1980: The home east of the church isn’t hasn’t yet been built. The Norway spruce haven’t been planted. Looking at the old outbuilding south of our house, it appears there’s a wide concrete apron around the south and east sides and a rectangular enclosure south of that.
1964: This shot looks like it was captured out of the corner of the fisheye lens on the plane, looking east. And unlike the other pictures, it’s taken during the growing season. You can see the Norway maple south of the house is already large. The outbuilding south of the house looks much larger than the modest shed that remains on that location, and there looks to be a smaller shed southwest of that. Notable how many trees there are between the open area west of the house and the wetland farther west. And how many trees there aren’t to the south and southeast — although it looks like scattered trees are already starting to move in to what looks like it may have been pasture. I had thought that area may have been orchard because you can find occasional apple trees scattered through the woods in that area.
1954: OK. Now we’re back literally before my time. Even with no leaves on the trees, there are more distinct edges between field and forest — a good sign that this area was being managed for pasture or hay. What I can’t figure is how it looks like they worked across the stream and wetland south of the outbuilding. I surmise that the wetland had a lower waterlevel half a century ago.
1934: Hmmm… This is the middle of the Republican Great Depression. Is that big rectangle between the house and outbuilding a vegetable garden? It looks like there is a well-warn path from the outbuiding south to what looks like a fenced-in pasture. Maybe that outbuilding is a stable and the open area a horse pasture? There was still a lot of animal power used in 1934.

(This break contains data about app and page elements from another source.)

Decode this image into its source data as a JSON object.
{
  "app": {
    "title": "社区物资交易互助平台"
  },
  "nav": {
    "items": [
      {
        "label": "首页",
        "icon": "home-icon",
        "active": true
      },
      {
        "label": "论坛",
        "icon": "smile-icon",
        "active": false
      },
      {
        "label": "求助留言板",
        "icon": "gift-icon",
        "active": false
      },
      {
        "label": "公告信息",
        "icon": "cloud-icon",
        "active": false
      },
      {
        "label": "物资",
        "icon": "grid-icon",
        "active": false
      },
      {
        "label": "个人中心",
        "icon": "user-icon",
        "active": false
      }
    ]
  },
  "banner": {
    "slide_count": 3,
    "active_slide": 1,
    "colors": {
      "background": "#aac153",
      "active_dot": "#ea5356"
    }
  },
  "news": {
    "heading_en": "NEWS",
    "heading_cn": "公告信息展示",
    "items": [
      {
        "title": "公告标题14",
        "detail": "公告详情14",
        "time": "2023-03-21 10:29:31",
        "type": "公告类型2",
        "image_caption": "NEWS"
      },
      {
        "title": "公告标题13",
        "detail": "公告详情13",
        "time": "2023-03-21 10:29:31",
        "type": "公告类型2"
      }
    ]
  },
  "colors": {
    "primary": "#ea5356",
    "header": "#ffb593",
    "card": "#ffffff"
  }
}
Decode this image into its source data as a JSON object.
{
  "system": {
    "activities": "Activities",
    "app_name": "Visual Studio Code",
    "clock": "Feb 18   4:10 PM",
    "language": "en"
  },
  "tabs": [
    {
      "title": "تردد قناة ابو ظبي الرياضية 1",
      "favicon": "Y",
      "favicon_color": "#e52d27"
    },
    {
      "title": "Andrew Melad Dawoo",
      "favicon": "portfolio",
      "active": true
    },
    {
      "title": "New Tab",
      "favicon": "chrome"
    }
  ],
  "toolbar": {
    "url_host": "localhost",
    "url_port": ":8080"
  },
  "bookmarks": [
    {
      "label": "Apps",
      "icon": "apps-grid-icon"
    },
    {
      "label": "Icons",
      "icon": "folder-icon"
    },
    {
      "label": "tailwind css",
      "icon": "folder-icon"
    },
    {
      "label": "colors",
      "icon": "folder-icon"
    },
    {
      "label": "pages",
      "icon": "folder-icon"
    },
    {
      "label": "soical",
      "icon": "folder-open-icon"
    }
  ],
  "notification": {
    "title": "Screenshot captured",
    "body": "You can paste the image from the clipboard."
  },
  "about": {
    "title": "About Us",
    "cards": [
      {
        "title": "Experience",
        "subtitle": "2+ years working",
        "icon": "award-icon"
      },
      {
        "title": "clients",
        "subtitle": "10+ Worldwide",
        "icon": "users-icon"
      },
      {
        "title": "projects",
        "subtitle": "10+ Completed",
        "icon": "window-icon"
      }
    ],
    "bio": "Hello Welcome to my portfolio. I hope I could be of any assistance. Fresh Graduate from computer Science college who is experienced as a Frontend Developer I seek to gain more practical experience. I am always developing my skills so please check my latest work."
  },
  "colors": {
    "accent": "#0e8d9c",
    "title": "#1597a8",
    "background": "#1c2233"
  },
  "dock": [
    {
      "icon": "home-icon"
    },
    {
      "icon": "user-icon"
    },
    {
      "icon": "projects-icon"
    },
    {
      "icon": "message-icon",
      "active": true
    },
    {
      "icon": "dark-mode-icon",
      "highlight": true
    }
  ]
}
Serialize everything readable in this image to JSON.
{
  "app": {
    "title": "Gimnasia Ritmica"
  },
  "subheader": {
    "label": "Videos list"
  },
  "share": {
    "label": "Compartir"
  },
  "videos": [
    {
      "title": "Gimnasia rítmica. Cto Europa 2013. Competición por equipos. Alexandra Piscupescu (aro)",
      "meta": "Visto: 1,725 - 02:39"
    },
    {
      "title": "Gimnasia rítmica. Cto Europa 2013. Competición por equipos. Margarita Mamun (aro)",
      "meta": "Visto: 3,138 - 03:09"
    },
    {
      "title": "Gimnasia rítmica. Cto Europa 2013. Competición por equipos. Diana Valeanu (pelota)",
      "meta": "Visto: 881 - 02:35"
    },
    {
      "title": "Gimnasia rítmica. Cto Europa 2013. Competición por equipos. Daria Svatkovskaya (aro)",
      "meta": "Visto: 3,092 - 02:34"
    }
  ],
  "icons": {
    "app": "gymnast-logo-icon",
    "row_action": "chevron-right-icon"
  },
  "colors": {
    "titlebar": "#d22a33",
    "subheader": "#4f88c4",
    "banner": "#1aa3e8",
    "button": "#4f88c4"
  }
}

Would love to see earlier aerials. But I think taking pictures from planes in ’34 was pretty cutting-edge technology. I don’t know of any earlier images of the property, either. May have to visit the History Center in town sometime soon.